Hair arsenic provides a more integrated measure of arsenic exposure, although this is also subject to external accumulation of arsenic from the environment.5
In some parts of the world (Bangladesh, Thailand, China) arsenic is found in levels up to 500 μg/L (WHO recommended limit = 0.05 μg/L) in drinking water taken from deep-bore wells. This has resulted in a large increase in cancer rates (especially skin cancer) and peripheral vascular disease causing gangrene.
Some non-Western traditional medicines may contain large quantities of arsenic and can be accessed over the internet, mainly from India.
Acute arsenic poisoning may result in abdominal pain, weakness and trembling. Longer-term poisoning may cause skin complaints and skin and liver cancer.6,7
Sample Requirements and Reference Ranges for Arsenic
|Sample Type||Hair, urine (random)|
Urine: universal container
Hair: sealable plastic bag*
|Precautions||Urine: exclude seafood from diet for 5 days prior to sampling.|
Urine: 1 mL**
Hair: A bundle of hair about the length and half the thickness of a cocktail stick.
Urine arsenic: < 30 nmol/mmol creatinine (STEMDRL derived)
Hair arsenic: < 0.15 µg/g 8
|Mean Turnaround time||Urine: 5.5 days|
|Method||Inductively coupled plasma mass spectrometry|
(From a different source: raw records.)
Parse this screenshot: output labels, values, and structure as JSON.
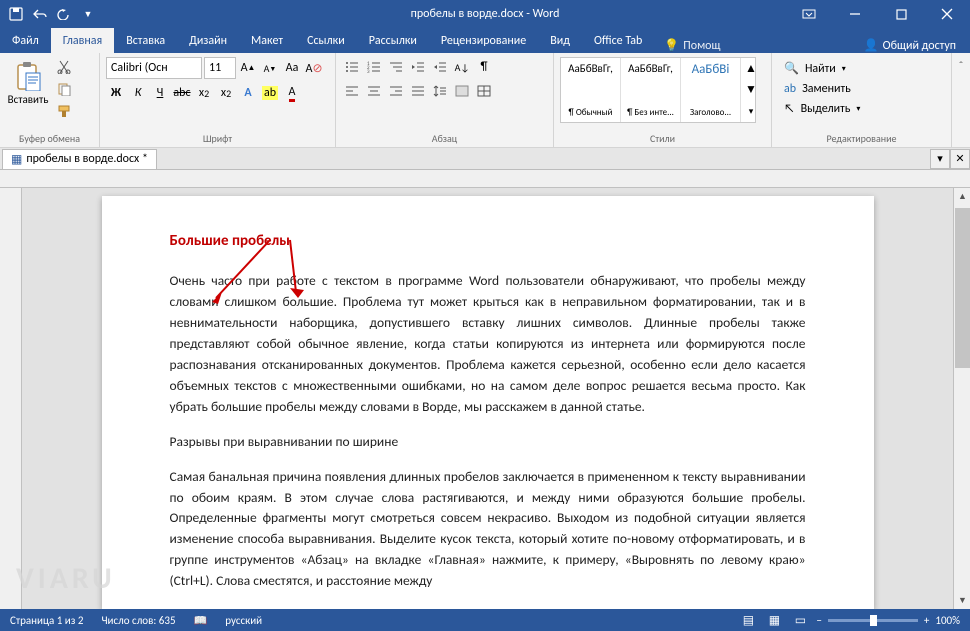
{
  "titlebar": {
    "title": "пробелы в ворде.docx - Word"
  },
  "tabs": {
    "file": "Файл",
    "home": "Главная",
    "insert": "Вставка",
    "design": "Дизайн",
    "layout": "Макет",
    "refs": "Ссылки",
    "mail": "Рассылки",
    "review": "Рецензирование",
    "view": "Вид",
    "office": "Office Tab",
    "tell": "Помощ",
    "share": "Общий доступ"
  },
  "ribbon": {
    "paste": "Вставить",
    "group_clip": "Буфер обмена",
    "group_font": "Шрифт",
    "group_para": "Абзац",
    "group_styles": "Стили",
    "group_edit": "Редактирование",
    "font_name": "Calibri (Осн",
    "font_size": "11",
    "styles": [
      {
        "sample": "АаБбВвГг,",
        "name": "¶ Обычный"
      },
      {
        "sample": "АаБбВвГг,",
        "name": "¶ Без инте..."
      },
      {
        "sample": "АаБбВі",
        "name": "Заголово..."
      }
    ],
    "find": "Найти",
    "replace": "Заменить",
    "select": "Выделить"
  },
  "doc_tab": {
    "name": "пробелы в ворде.docx *"
  },
  "document": {
    "heading": "Большие пробелы",
    "p1": "Очень часто при работе с текстом в программе Word пользователи обнаруживают, что пробелы между словами слишком большие. Проблема тут может крыться как в неправильном форматировании, так и в невнимательности наборщика, допустившего вставку лишних символов. Длинные пробелы также представляют собой обычное явление, когда статьи копируются из интернета или формируются после распознавания отсканированных документов. Проблема кажется серьезной, особенно если дело касается объемных текстов с множественными ошибками, но на самом деле вопрос решается весьма просто. Как убрать большие пробелы между словами в Ворде, мы расскажем в данной статье.",
    "p2": "Разрывы при выравнивании по ширине",
    "p3": "Самая банальная причина появления длинных пробелов заключается в примененном к тексту выравнивании по обоим краям. В этом случае слова растягиваются, и между ними образуются большие пробелы. Определенные фрагменты могут смотреться совсем некрасиво. Выходом из подобной ситуации является изменение способа выравнивания. Выделите кусок текста, который хотите по-новому отформатировать, и в группе инструментов «Абзац» на вкладке «Главная» нажмите, к примеру, «Выровнять по левому краю» (Ctrl+L). Слова сместятся, и расстояние между"
  },
  "status": {
    "page": "Страница 1 из 2",
    "words": "Число слов: 635",
    "lang": "русский",
    "zoom": "100%"
  },
  "watermark": "VIARU"
}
Urine: Traceable to reference material produced in accordance with EN ISO 17511:2003 “In vitro diagnostic medical devices. Measurement of quantities in biological samples. Metrological traceability of values assigned to calibrators and control materials” and reference materials with values determined by reference laboratories.
Hair: Traceable to certified reference material ERM DB001.
|Intermediate Precision (CV)||See this page for latest data|
|Measurement Uncertainty, U||See this page for latest data|
|Analytical Goals (CV)||See this page for latest data|
Urine: UK NEQAS, Guildford (once per month)
Hair: Quebec Multi-Element Quality Assessment Scheme (3 times per year)
* A lock of hair, cut close to the scalp and about the thickness of a cocktail stick is required. Hair should be collected into a sealable plastic bag ideally with the lock tied to maintain its integrity. It is easiest to tie the lock at the root end before it is cut. To assess recent exposure, a section of hair close to the cut end is analysed. If the suspected date of exposure is in the past please indicate on the request form the approximate date; we will then analyse the appropriate section of hair based on the mean growth rate of hair of around 10.6 mm/month.
** Absolute minimum volume; this volume is insufficient to carry out repeat analysis if analysis fails.